____ Study material

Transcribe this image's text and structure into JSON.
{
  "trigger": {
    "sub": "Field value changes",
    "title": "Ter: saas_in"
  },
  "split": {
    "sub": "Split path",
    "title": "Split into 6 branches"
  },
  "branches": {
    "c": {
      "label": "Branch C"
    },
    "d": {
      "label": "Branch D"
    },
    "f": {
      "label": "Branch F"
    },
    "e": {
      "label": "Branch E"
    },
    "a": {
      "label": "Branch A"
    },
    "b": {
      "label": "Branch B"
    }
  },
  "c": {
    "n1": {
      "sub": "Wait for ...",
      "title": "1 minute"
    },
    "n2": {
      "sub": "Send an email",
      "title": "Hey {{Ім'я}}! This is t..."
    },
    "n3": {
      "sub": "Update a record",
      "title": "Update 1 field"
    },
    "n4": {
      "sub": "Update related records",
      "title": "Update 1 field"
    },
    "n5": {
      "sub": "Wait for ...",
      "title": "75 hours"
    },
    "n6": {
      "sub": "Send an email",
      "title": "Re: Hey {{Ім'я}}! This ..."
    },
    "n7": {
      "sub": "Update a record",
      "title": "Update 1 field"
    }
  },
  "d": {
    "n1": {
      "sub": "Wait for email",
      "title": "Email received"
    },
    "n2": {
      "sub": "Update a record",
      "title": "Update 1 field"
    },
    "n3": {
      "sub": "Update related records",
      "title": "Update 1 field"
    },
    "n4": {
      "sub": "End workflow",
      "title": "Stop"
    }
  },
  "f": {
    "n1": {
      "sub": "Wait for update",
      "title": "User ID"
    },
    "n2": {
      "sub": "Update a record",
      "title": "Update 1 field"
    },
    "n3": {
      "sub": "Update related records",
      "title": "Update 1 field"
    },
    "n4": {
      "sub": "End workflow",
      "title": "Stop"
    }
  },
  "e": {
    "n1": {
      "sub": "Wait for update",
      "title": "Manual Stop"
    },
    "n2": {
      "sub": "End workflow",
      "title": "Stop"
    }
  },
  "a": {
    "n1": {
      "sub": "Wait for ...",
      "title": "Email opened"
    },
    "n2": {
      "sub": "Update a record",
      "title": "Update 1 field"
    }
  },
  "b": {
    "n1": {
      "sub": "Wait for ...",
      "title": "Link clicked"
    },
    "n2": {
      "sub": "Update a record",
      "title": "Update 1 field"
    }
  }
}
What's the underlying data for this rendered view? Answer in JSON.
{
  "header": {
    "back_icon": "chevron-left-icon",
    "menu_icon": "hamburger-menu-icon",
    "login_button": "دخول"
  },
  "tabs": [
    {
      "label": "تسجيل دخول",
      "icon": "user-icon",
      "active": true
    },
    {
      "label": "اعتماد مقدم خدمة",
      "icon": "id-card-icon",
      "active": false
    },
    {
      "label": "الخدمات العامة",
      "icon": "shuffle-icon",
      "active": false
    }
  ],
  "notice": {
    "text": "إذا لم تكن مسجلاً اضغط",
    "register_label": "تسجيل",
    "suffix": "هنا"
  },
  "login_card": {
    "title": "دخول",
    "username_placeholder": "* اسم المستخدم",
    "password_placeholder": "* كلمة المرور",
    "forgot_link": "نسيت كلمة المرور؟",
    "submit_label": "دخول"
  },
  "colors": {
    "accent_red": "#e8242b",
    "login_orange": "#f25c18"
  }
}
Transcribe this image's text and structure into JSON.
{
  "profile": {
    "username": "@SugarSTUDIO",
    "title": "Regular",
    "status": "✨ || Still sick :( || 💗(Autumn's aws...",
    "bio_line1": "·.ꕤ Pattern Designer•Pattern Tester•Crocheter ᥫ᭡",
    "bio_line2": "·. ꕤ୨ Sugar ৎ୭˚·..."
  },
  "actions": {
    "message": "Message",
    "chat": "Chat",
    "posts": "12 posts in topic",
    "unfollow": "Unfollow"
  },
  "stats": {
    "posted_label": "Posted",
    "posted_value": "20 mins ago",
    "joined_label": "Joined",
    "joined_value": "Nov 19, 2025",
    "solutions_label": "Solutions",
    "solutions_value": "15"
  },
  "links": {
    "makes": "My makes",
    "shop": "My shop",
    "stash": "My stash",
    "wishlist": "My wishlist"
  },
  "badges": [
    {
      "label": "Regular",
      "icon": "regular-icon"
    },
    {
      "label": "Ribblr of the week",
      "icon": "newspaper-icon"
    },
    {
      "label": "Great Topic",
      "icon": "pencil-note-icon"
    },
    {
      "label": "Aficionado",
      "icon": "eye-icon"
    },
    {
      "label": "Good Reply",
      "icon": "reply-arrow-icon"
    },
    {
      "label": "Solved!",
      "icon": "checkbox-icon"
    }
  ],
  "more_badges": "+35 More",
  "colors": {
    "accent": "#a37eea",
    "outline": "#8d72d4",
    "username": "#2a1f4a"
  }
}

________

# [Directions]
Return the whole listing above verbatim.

# [Result]
Transcribe this image's text and structure into JSON.
{
  "trigger": {
    "sub": "Field value changes",
    "title": "Ter: saas_in"
  },
  "split": {
    "sub": "Split path",
    "title": "Split into 6 branches"
  },
  "branches": {
    "c": {
      "label": "Branch C"
    },
    "d": {
      "label": "Branch D"
    },
    "f": {
      "label": "Branch F"
    },
    "e": {
      "label": "Branch E"
    },
    "a": {
      "label": "Branch A"
    },
    "b": {
      "label": "Branch B"
    }
  },
  "c": {
    "n1": {
      "sub": "Wait for ...",
      "title": "1 minute"
    },
    "n2": {
      "sub": "Send an email",
      "title": "Hey {{Ім'я}}! This is t..."
    },
    "n3": {
      "sub": "Update a record",
      "title": "Update 1 field"
    },
    "n4": {
      "sub": "Update related records",
      "title": "Update 1 field"
    },
    "n5": {
      "sub": "Wait for ...",
      "title": "75 hours"
    },
    "n6": {
      "sub": "Send an email",
      "title": "Re: Hey {{Ім'я}}! This ..."
    },
    "n7": {
      "sub": "Update a record",
      "title": "Update 1 field"
    }
  },
  "d": {
    "n1": {
      "sub": "Wait for email",
      "title": "Email received"
    },
    "n2": {
      "sub": "Update a record",
      "title": "Update 1 field"
    },
    "n3": {
      "sub": "Update related records",
      "title": "Update 1 field"
    },
    "n4": {
      "sub": "End workflow",
      "title": "Stop"
    }
  },
  "f": {
    "n1": {
      "sub": "Wait for update",
      "title": "User ID"
    },
    "n2": {
      "sub": "Update a record",
      "title": "Update 1 field"
    },
    "n3": {
      "sub": "Update related records",
      "title": "Update 1 field"
    },
    "n4": {
      "sub": "End workflow",
      "title": "Stop"
    }
  },
  "e": {
    "n1": {
      "sub": "Wait for update",
      "title": "Manual Stop"
    },
    "n2": {
      "sub": "End workflow",
      "title": "Stop"
    }
  },
  "a": {
    "n1": {
      "sub": "Wait for ...",
      "title": "Email opened"
    },
    "n2": {
      "sub": "Update a record",
      "title": "Update 1 field"
    }
  },
  "b": {
    "n1": {
      "sub": "Wait for ...",
      "title": "Link clicked"
    },
    "n2": {
      "sub": "Update a record",
      "title": "Update 1 field"
    }
  }
}
What's the underlying data for this rendered view? Answer in JSON.
{
  "header": {
    "back_icon": "chevron-left-icon",
    "menu_icon": "hamburger-menu-icon",
    "login_button": "دخول"
  },
  "tabs": [
    {
      "label": "تسجيل دخول",
      "icon": "user-icon",
      "active": true
    },
    {
      "label": "اعتماد مقدم خدمة",
      "icon": "id-card-icon",
      "active": false
    },
    {
      "label": "الخدمات العامة",
      "icon": "shuffle-icon",
      "active": false
    }
  ],
  "notice": {
    "text": "إذا لم تكن مسجلاً اضغط",
    "register_label": "تسجيل",
    "suffix": "هنا"
  },
  "login_card": {
    "title": "دخول",
    "username_placeholder": "* اسم المستخدم",
    "password_placeholder": "* كلمة المرور",
    "forgot_link": "نسيت كلمة المرور؟",
    "submit_label": "دخول"
  },
  "colors": {
    "accent_red": "#e8242b",
    "login_orange": "#f25c18"
  }
}
Transcribe this image's text and structure into JSON.
{
  "profile": {
    "username": "@SugarSTUDIO",
    "title": "Regular",
    "status": "✨ || Still sick :( || 💗(Autumn's aws...",
    "bio_line1": "·.ꕤ Pattern Designer•Pattern Tester•Crocheter ᥫ᭡",
    "bio_line2": "·. ꕤ୨ Sugar ৎ୭˚·..."
  },
  "actions": {
    "message": "Message",
    "chat": "Chat",
    "posts": "12 posts in topic",
    "unfollow": "Unfollow"
  },
  "stats": {
    "posted_label": "Posted",
    "posted_value": "20 mins ago",
    "joined_label": "Joined",
    "joined_value": "Nov 19, 2025",
    "solutions_label": "Solutions",
    "solutions_value": "15"
  },
  "links": {
    "makes": "My makes",
    "shop": "My shop",
    "stash": "My stash",
    "wishlist": "My wishlist"
  },
  "badges": [
    {
      "label": "Regular",
      "icon": "regular-icon"
    },
    {
      "label": "Ribblr of the week",
      "icon": "newspaper-icon"
    },
    {
      "label": "Great Topic",
      "icon": "pencil-note-icon"
    },
    {
      "label": "Aficionado",
      "icon": "eye-icon"
    },
    {
      "label": "Good Reply",
      "icon": "reply-arrow-icon"
    },
    {
      "label": "Solved!",
      "icon": "checkbox-icon"
    }
  ],
  "more_badges": "+35 More",
  "colors": {
    "accent": "#a37eea",
    "outline": "#8d72d4",
    "username": "#2a1f4a"
  }
}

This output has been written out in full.